Ross Brawn has come out and said that there has been a lot of false speculation about the condition of the F1 seven-time world champion and added that the Schumacher family made the best decision to keep details about his condition private.
The 47-year-old racing driver sustained severe head injuries in a skiing accident in December 2013 in the ski resort of Meribel and various stories have been churned out about his condition ever since.
“The family have chosen to conduct Michael’s convalescence in private and I must respect that,” Brawn told the BBC.
“There are encouraging signs and we are all praying every day that we see more of them. So it is difficult for me to say very much and respect the family’s privacy.
“All I would say is there is a lot of speculation about Michael’s condition.
“Most of it’s wrong and we just pray and hope every day that we continue to see some progress and that one day we can see Michael out and about and recovered from his terrible injuries.”
In September a story emerged that Schumacher still cannot walk or stand without help. The information was disclosed as there were court proceedings in Germany.

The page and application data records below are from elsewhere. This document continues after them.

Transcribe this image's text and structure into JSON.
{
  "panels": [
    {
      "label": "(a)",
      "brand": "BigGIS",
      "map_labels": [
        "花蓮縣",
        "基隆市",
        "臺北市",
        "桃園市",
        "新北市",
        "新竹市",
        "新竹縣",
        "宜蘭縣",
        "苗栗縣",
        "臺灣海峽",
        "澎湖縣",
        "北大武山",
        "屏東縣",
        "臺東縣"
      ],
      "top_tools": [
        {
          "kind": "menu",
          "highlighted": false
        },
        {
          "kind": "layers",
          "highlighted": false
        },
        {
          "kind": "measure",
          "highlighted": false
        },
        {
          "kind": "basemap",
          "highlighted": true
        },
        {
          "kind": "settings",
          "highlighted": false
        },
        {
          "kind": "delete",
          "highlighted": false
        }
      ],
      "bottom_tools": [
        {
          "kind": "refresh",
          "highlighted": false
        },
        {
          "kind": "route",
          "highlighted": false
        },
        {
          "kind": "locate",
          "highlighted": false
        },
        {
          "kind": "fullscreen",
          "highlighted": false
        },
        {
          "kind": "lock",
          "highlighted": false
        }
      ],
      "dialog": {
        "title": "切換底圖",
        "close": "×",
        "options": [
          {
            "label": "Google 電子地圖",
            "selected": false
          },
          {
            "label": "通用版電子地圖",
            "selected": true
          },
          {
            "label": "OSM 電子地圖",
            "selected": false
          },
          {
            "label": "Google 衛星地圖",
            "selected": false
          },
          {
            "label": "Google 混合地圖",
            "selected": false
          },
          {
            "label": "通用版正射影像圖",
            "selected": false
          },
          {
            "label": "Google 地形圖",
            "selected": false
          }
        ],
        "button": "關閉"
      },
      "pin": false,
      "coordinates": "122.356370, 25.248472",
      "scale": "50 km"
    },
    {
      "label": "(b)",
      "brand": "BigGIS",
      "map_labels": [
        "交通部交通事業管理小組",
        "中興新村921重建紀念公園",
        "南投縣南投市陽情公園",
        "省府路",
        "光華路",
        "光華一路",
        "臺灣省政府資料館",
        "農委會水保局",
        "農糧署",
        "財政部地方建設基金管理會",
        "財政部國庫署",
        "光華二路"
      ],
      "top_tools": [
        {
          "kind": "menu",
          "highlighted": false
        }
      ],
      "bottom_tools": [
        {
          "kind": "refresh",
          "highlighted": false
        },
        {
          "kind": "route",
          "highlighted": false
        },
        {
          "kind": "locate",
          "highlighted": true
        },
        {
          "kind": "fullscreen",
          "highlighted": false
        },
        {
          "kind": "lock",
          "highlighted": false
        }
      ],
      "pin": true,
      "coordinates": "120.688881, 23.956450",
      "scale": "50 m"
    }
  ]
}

The Schumacher family are suing a German magazine over a report last year which claimed he could walk again.
“He cannot walk,” said Felix Damm, a lawyer representing Michael, told a court hearing in Hamburg.
“He cannot stand without the help of therapists,” Mr Damm added.
In August the former Ferrari chairman, Luca Cordero di Montezemolo, said Schumacher was responding to treatment and will eventually recover from his brain injuries.
Mr di Montezemolo, who was Ferrari chairman when Schumacher won five consecutive world titles between 2000 and 2004, said: “I’m very pleased to know that he is reacting.
“I know how strong he is. I’m sure that thanks to his determination, which will be crucial, he will come out from this very, very difficult situation.”
Michael spent six months in an induced coma and fought hard, and has since been receiving specialist care at home in Lake Geneva since September 2014.